This problem primarily occurs for SMEs when they are trying to establish their company’s brand image; because dress is a marker of a success, class and socioeconomics, uniforms and your staff’s image can have a great impact on targeting your desired audience. There are also practical concerns associated with uniforms and dress codes, for example, will your customers be able to identify your staff when they need assistance?
Our tips are ideal for small, independent brands looking for uniform solutions that accurately represent their brand. These can be used across all industries and all standards of professionalism.
Lanyards are practical, tidy and professional tools that staff can wear around their necks, even when wearing their own clothes. Lanyards can work alongside dress codes to keep things consistent to a certain extent, ensuring your company is maintaining a certain level of formality. Supplying your staff with lanyards means that they are easily identifiable, wearing a company colour and corporate branding. Lanyards can be customised with brand names, logos and more. They can also be used to carry ID cards, swipe or key cards.

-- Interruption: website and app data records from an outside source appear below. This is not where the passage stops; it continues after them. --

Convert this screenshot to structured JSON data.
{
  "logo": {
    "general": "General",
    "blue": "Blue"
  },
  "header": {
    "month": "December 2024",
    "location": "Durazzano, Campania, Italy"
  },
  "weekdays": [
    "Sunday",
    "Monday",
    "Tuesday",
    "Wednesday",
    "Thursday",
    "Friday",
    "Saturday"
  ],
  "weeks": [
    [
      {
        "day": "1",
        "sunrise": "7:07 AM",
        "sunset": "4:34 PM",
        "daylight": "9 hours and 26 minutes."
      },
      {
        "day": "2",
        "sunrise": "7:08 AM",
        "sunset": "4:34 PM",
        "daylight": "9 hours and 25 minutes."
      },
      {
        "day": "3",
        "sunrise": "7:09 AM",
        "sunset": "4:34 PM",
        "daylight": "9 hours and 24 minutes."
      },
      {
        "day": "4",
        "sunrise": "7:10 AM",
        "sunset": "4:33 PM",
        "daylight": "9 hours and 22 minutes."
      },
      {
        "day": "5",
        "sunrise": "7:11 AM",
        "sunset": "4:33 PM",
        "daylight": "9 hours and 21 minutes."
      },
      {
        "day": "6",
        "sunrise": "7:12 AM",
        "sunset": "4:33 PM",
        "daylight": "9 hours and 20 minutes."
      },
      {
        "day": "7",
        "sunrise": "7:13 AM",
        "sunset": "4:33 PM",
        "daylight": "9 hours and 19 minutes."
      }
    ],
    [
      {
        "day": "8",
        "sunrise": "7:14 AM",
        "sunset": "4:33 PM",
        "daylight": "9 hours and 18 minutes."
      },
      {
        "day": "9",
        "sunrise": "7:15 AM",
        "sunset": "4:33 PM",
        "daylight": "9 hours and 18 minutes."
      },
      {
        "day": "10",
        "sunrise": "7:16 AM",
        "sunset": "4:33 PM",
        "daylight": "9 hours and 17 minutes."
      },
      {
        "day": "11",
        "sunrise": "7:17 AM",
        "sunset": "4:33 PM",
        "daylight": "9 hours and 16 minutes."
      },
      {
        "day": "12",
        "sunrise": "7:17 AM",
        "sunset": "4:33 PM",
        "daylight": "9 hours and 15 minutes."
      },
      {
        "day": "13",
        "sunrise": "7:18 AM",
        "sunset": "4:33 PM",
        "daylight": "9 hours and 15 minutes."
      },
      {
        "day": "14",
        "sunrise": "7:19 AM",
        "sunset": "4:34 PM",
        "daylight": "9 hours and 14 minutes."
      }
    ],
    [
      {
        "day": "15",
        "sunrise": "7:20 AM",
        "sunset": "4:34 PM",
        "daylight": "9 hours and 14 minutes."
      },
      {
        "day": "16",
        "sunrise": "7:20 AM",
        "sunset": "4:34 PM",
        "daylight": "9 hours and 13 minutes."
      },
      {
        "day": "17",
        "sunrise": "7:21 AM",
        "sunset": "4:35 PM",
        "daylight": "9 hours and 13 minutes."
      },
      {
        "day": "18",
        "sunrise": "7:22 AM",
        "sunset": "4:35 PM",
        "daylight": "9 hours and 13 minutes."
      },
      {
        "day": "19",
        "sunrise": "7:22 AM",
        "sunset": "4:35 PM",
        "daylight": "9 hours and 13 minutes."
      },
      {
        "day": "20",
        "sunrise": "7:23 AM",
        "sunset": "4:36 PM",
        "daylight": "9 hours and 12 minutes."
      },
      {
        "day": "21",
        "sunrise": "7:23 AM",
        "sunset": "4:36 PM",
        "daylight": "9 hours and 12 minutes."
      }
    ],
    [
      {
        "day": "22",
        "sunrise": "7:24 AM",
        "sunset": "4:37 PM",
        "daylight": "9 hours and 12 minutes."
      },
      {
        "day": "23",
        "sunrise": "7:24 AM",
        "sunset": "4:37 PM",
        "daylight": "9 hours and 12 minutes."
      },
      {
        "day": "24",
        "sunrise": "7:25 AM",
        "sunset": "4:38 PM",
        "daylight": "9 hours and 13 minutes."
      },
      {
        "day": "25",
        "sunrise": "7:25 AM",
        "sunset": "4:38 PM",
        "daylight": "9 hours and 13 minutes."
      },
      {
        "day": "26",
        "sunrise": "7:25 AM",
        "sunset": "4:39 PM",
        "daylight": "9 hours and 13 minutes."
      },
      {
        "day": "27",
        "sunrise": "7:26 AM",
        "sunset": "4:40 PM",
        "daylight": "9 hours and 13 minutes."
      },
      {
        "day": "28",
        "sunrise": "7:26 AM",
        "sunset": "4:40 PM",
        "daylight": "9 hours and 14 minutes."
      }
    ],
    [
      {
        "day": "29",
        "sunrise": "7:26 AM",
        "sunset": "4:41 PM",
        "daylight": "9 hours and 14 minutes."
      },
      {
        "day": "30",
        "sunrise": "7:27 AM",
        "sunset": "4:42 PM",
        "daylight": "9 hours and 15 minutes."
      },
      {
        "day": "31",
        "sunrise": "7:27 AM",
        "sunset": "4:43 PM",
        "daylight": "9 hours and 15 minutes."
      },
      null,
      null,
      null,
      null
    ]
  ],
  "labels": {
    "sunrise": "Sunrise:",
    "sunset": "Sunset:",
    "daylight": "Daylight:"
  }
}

If you are eager to promote individuality, creativity and style, staff can wear lanyards with a non-uniform dress code. This means each member of the team will be individually dressed but all share this one cohesive piece. Alternatively, you could also choose to appoint dress guidelines alongside lanyards, to promote a cohesive brand image. This could be particularly ideal if you want your staff to wear or showcase items that are available or on sale in your store. Furthermore, lanyards in a uniformed work environment could help to build customer relationships, using lanyards as name cards or identifiers that make your team look professional but approachable.
Pick one piece of uniform
For a happy medium, you could provide your team with one staple piece of uniform to wear every single day, this could be a branded shirt or a structured, professional blazer, depending on the industry standards. Research and experts indicate that allowing your employees to show their individuality and personal style, yet a uniform also unites a team and helps to create work / life balances. This could be the perfect solution for you, and your SME to maximise on the best of both worlds.
The individual piece of uniform could also be practical, for example protective chainsaw trousers for those working outdoors or with sharp equipment and products at below-the-waist height. Alternatively, a blazer is representative of professional services; this could be suitable for sales people or teams, estate agents and many more companies that have staff to travel around an area to represent your company.
Pick specific rules
Uniforms can have poor connotations for employees and outsiders that perceive your business. Although the aim may be to curate a cohesive and professional aesthetic, in many cases uniforms make employees look low-level. Think of uniformed police officers versus their superiors, detectives and sergeants that wear plain clothes.
If you are trying to maintain a higher level of formality, you might be best prescribing individual rules to your team. This can be, ‘men must wear collared shirts’ and ‘no open toed shoes’, for example. This prohibits more casual items, like t-shirts and sandals but still allows plenty of room for individual style and creative flair, if your employees are so inclined.
The problem with this dress code is that your staff will be harder to identify if they are working in a public or busy environment. Lanyards, ID badges or markers are the ultimate solution to all workplace dress codes.